Among the lines below, copy each one in which "data" appears.

◆ INFORMATION GIVEN ◆
:::

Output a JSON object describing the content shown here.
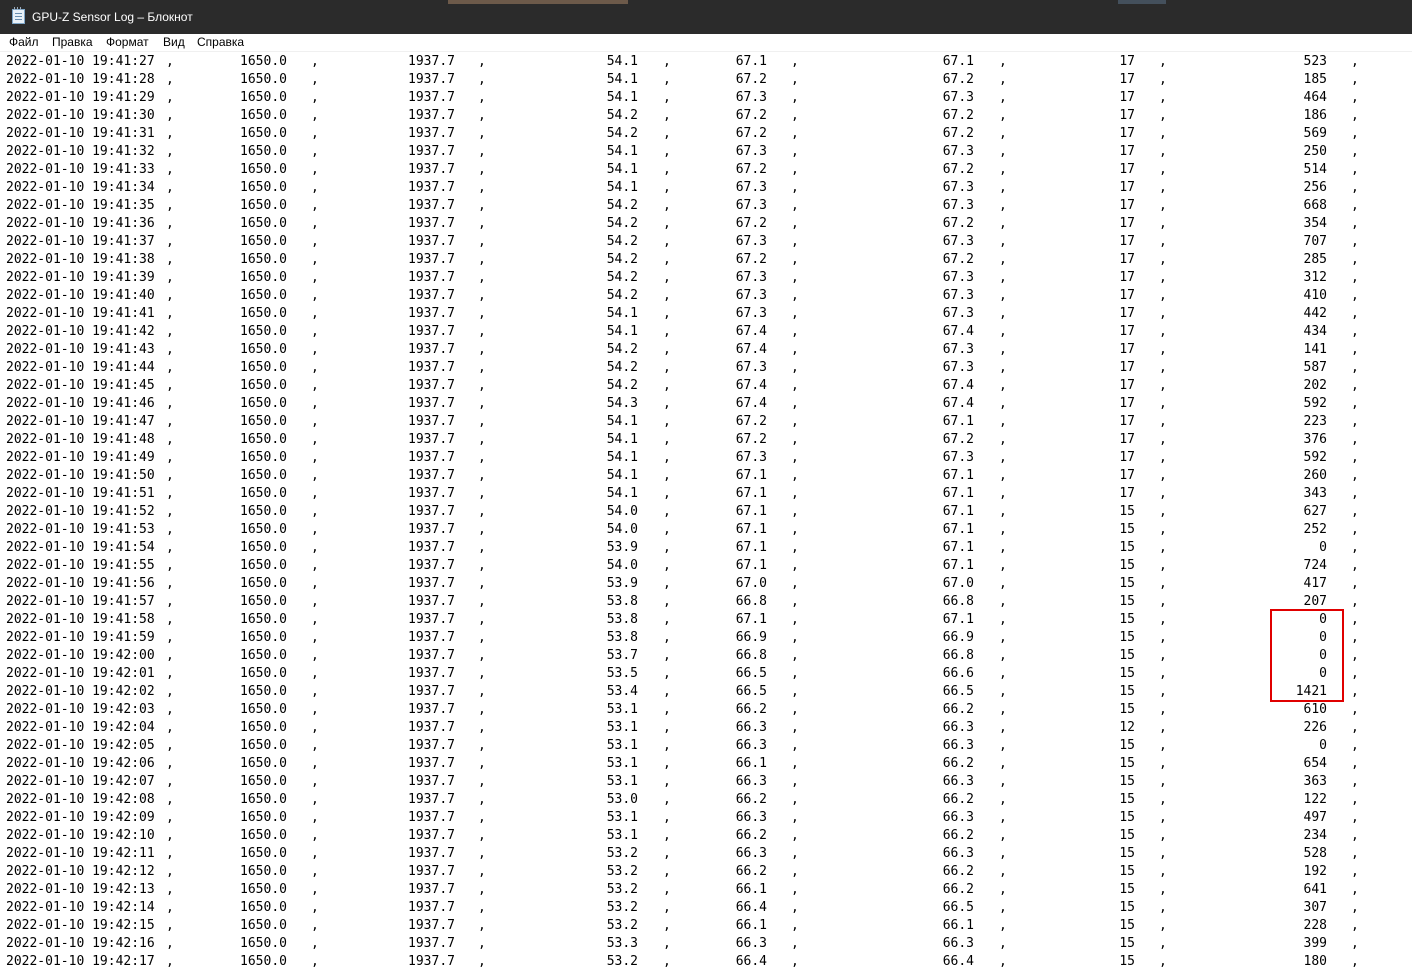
{
  "window": {
    "title": "GPU-Z Sensor Log – Блокнот",
    "app_icon": "notepad-icon"
  },
  "menu": [
    "Файл",
    "Правка",
    "Формат",
    "Вид",
    "Справка"
  ],
  "log": {
    "separator": ",",
    "rows": [
      [
        "2022-01-10 19:41:27",
        "1650.0",
        "1937.7",
        "54.1",
        "67.1",
        "67.1",
        "17",
        "523"
      ],
      [
        "2022-01-10 19:41:28",
        "1650.0",
        "1937.7",
        "54.1",
        "67.2",
        "67.2",
        "17",
        "185"
      ],
      [
        "2022-01-10 19:41:29",
        "1650.0",
        "1937.7",
        "54.1",
        "67.3",
        "67.3",
        "17",
        "464"
      ],
      [
        "2022-01-10 19:41:30",
        "1650.0",
        "1937.7",
        "54.2",
        "67.2",
        "67.2",
        "17",
        "186"
      ],
      [
        "2022-01-10 19:41:31",
        "1650.0",
        "1937.7",
        "54.2",
        "67.2",
        "67.2",
        "17",
        "569"
      ],
      [
        "2022-01-10 19:41:32",
        "1650.0",
        "1937.7",
        "54.1",
        "67.3",
        "67.3",
        "17",
        "250"
      ],
      [
        "2022-01-10 19:41:33",
        "1650.0",
        "1937.7",
        "54.1",
        "67.2",
        "67.2",
        "17",
        "514"
      ],
      [
        "2022-01-10 19:41:34",
        "1650.0",
        "1937.7",
        "54.1",
        "67.3",
        "67.3",
        "17",
        "256"
      ],
      [
        "2022-01-10 19:41:35",
        "1650.0",
        "1937.7",
        "54.2",
        "67.3",
        "67.3",
        "17",
        "668"
      ],
      [
        "2022-01-10 19:41:36",
        "1650.0",
        "1937.7",
        "54.2",
        "67.2",
        "67.2",
        "17",
        "354"
      ],
      [
        "2022-01-10 19:41:37",
        "1650.0",
        "1937.7",
        "54.2",
        "67.3",
        "67.3",
        "17",
        "707"
      ],
      [
        "2022-01-10 19:41:38",
        "1650.0",
        "1937.7",
        "54.2",
        "67.2",
        "67.2",
        "17",
        "285"
      ],
      [
        "2022-01-10 19:41:39",
        "1650.0",
        "1937.7",
        "54.2",
        "67.3",
        "67.3",
        "17",
        "312"
      ],
      [
        "2022-01-10 19:41:40",
        "1650.0",
        "1937.7",
        "54.2",
        "67.3",
        "67.3",
        "17",
        "410"
      ],
      [
        "2022-01-10 19:41:41",
        "1650.0",
        "1937.7",
        "54.1",
        "67.3",
        "67.3",
        "17",
        "442"
      ],
      [
        "2022-01-10 19:41:42",
        "1650.0",
        "1937.7",
        "54.1",
        "67.4",
        "67.4",
        "17",
        "434"
      ],
      [
        "2022-01-10 19:41:43",
        "1650.0",
        "1937.7",
        "54.2",
        "67.4",
        "67.3",
        "17",
        "141"
      ],
      [
        "2022-01-10 19:41:44",
        "1650.0",
        "1937.7",
        "54.2",
        "67.3",
        "67.3",
        "17",
        "587"
      ],
      [
        "2022-01-10 19:41:45",
        "1650.0",
        "1937.7",
        "54.2",
        "67.4",
        "67.4",
        "17",
        "202"
      ],
      [
        "2022-01-10 19:41:46",
        "1650.0",
        "1937.7",
        "54.3",
        "67.4",
        "67.4",
        "17",
        "592"
      ],
      [
        "2022-01-10 19:41:47",
        "1650.0",
        "1937.7",
        "54.1",
        "67.2",
        "67.1",
        "17",
        "223"
      ],
      [
        "2022-01-10 19:41:48",
        "1650.0",
        "1937.7",
        "54.1",
        "67.2",
        "67.2",
        "17",
        "376"
      ],
      [
        "2022-01-10 19:41:49",
        "1650.0",
        "1937.7",
        "54.1",
        "67.3",
        "67.3",
        "17",
        "592"
      ],
      [
        "2022-01-10 19:41:50",
        "1650.0",
        "1937.7",
        "54.1",
        "67.1",
        "67.1",
        "17",
        "260"
      ],
      [
        "2022-01-10 19:41:51",
        "1650.0",
        "1937.7",
        "54.1",
        "67.1",
        "67.1",
        "17",
        "343"
      ],
      [
        "2022-01-10 19:41:52",
        "1650.0",
        "1937.7",
        "54.0",
        "67.1",
        "67.1",
        "15",
        "627"
      ],
      [
        "2022-01-10 19:41:53",
        "1650.0",
        "1937.7",
        "54.0",
        "67.1",
        "67.1",
        "15",
        "252"
      ],
      [
        "2022-01-10 19:41:54",
        "1650.0",
        "1937.7",
        "53.9",
        "67.1",
        "67.1",
        "15",
        "0"
      ],
      [
        "2022-01-10 19:41:55",
        "1650.0",
        "1937.7",
        "54.0",
        "67.1",
        "67.1",
        "15",
        "724"
      ],
      [
        "2022-01-10 19:41:56",
        "1650.0",
        "1937.7",
        "53.9",
        "67.0",
        "67.0",
        "15",
        "417"
      ],
      [
        "2022-01-10 19:41:57",
        "1650.0",
        "1937.7",
        "53.8",
        "66.8",
        "66.8",
        "15",
        "207"
      ],
      [
        "2022-01-10 19:41:58",
        "1650.0",
        "1937.7",
        "53.8",
        "67.1",
        "67.1",
        "15",
        "0"
      ],
      [
        "2022-01-10 19:41:59",
        "1650.0",
        "1937.7",
        "53.8",
        "66.9",
        "66.9",
        "15",
        "0"
      ],
      [
        "2022-01-10 19:42:00",
        "1650.0",
        "1937.7",
        "53.7",
        "66.8",
        "66.8",
        "15",
        "0"
      ],
      [
        "2022-01-10 19:42:01",
        "1650.0",
        "1937.7",
        "53.5",
        "66.5",
        "66.6",
        "15",
        "0"
      ],
      [
        "2022-01-10 19:42:02",
        "1650.0",
        "1937.7",
        "53.4",
        "66.5",
        "66.5",
        "15",
        "1421"
      ],
      [
        "2022-01-10 19:42:03",
        "1650.0",
        "1937.7",
        "53.1",
        "66.2",
        "66.2",
        "15",
        "610"
      ],
      [
        "2022-01-10 19:42:04",
        "1650.0",
        "1937.7",
        "53.1",
        "66.3",
        "66.3",
        "12",
        "226"
      ],
      [
        "2022-01-10 19:42:05",
        "1650.0",
        "1937.7",
        "53.1",
        "66.3",
        "66.3",
        "15",
        "0"
      ],
      [
        "2022-01-10 19:42:06",
        "1650.0",
        "1937.7",
        "53.1",
        "66.1",
        "66.2",
        "15",
        "654"
      ],
      [
        "2022-01-10 19:42:07",
        "1650.0",
        "1937.7",
        "53.1",
        "66.3",
        "66.3",
        "15",
        "363"
      ],
      [
        "2022-01-10 19:42:08",
        "1650.0",
        "1937.7",
        "53.0",
        "66.2",
        "66.2",
        "15",
        "122"
      ],
      [
        "2022-01-10 19:42:09",
        "1650.0",
        "1937.7",
        "53.1",
        "66.3",
        "66.3",
        "15",
        "497"
      ],
      [
        "2022-01-10 19:42:10",
        "1650.0",
        "1937.7",
        "53.1",
        "66.2",
        "66.2",
        "15",
        "234"
      ],
      [
        "2022-01-10 19:42:11",
        "1650.0",
        "1937.7",
        "53.2",
        "66.3",
        "66.3",
        "15",
        "528"
      ],
      [
        "2022-01-10 19:42:12",
        "1650.0",
        "1937.7",
        "53.2",
        "66.2",
        "66.2",
        "15",
        "192"
      ],
      [
        "2022-01-10 19:42:13",
        "1650.0",
        "1937.7",
        "53.2",
        "66.1",
        "66.2",
        "15",
        "641"
      ],
      [
        "2022-01-10 19:42:14",
        "1650.0",
        "1937.7",
        "53.2",
        "66.4",
        "66.5",
        "15",
        "307"
      ],
      [
        "2022-01-10 19:42:15",
        "1650.0",
        "1937.7",
        "53.2",
        "66.1",
        "66.1",
        "15",
        "228"
      ],
      [
        "2022-01-10 19:42:16",
        "1650.0",
        "1937.7",
        "53.3",
        "66.3",
        "66.3",
        "15",
        "399"
      ],
      [
        "2022-01-10 19:42:17",
        "1650.0",
        "1937.7",
        "53.2",
        "66.4",
        "66.4",
        "15",
        "180"
      ]
    ]
  },
  "colors": {
    "titlebar_bg": "#2b2b2b",
    "highlight_border": "#e00000"
  }
}
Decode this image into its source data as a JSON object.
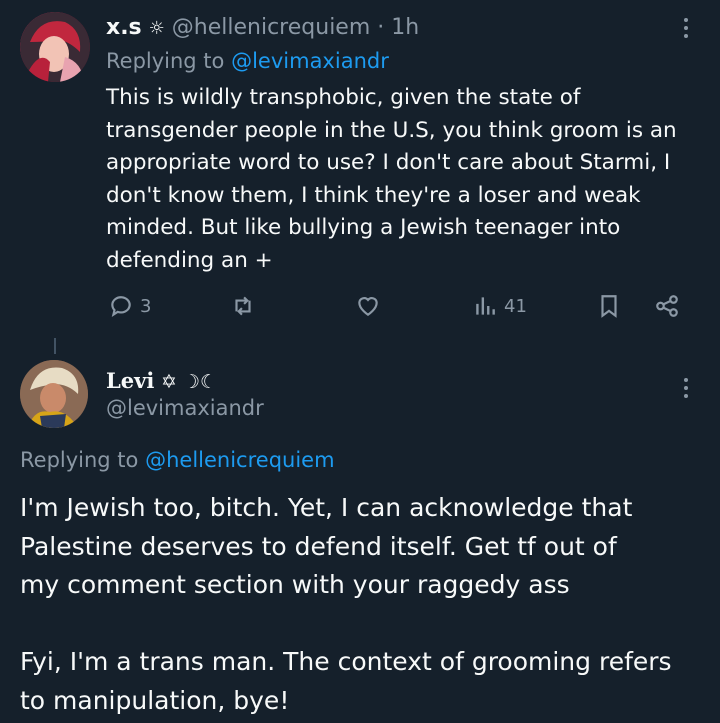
{
  "tweet1": {
    "display_name": "x.s",
    "name_symbol": "☼",
    "handle": "@hellenicrequiem",
    "sep": "·",
    "time": "1h",
    "replying_prefix": "Replying to",
    "replying_to": "@levimaxiandr",
    "body_lines": [
      "This is wildly transphobic, given the state of",
      "transgender people in the U.S, you think groom is an",
      "appropriate word to use? I don't care about Starmi, I",
      "don't know them, I think they're a loser and weak",
      "minded. But like bullying a Jewish teenager into",
      "defending an +"
    ],
    "actions": {
      "reply_count": "3",
      "retweet_count": "",
      "like_count": "",
      "views_count": "41"
    }
  },
  "tweet2": {
    "display_name": "Levi",
    "name_symbols": "✡ ☽☾",
    "handle": "@levimaxiandr",
    "replying_prefix": "Replying to",
    "replying_to": "@hellenicrequiem",
    "body_lines": [
      "I'm Jewish too, bitch. Yet, I can acknowledge that",
      "Palestine deserves to defend itself. Get tf out of",
      "my comment section with your raggedy ass",
      "",
      "Fyi, I'm a trans man. The context of grooming refers",
      "to manipulation, bye!"
    ]
  },
  "colors": {
    "background": "#15202b",
    "text": "#f7f9f9",
    "muted": "#8b98a5",
    "link": "#1d9bf0",
    "thread_line": "#425364"
  },
  "icons": [
    "reply-icon",
    "retweet-icon",
    "like-icon",
    "views-icon",
    "bookmark-icon",
    "share-icon",
    "more-icon"
  ]
}
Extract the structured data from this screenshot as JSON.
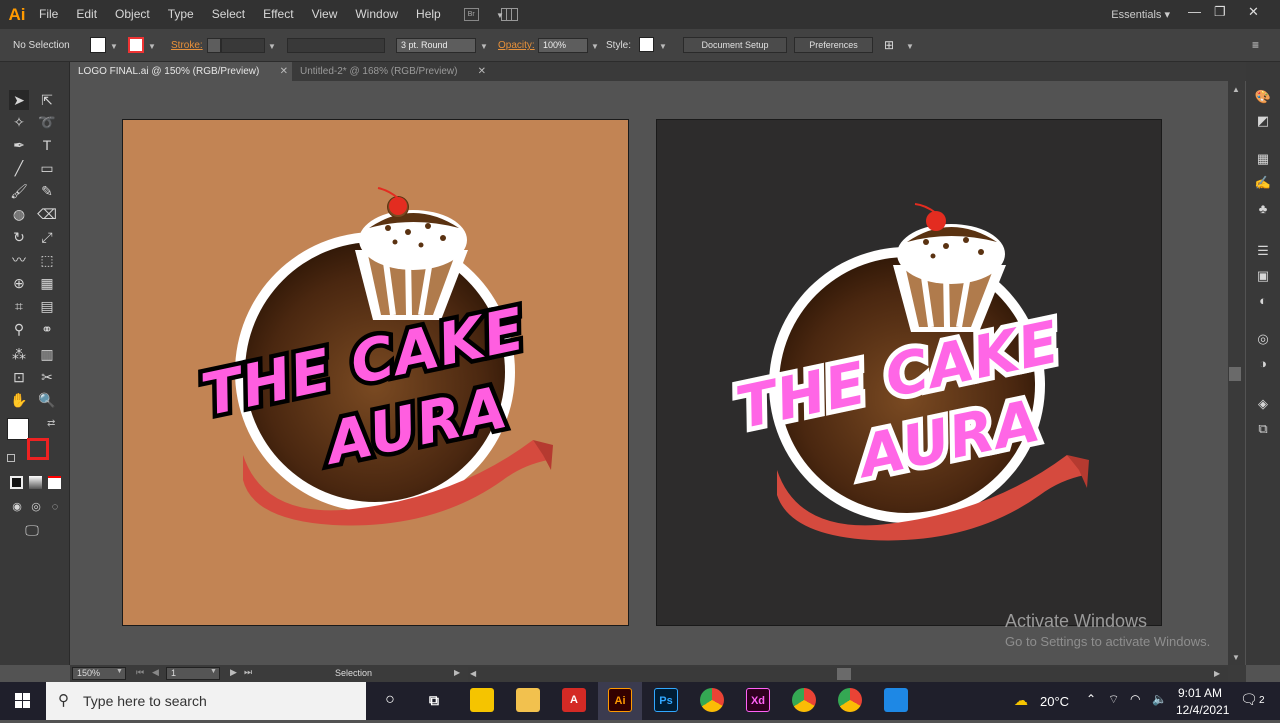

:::

◆ EXPECTED ANSWER ◆
Decode this image into its source data as a JSON object.
Extract the structured data from this screenshot as JSON.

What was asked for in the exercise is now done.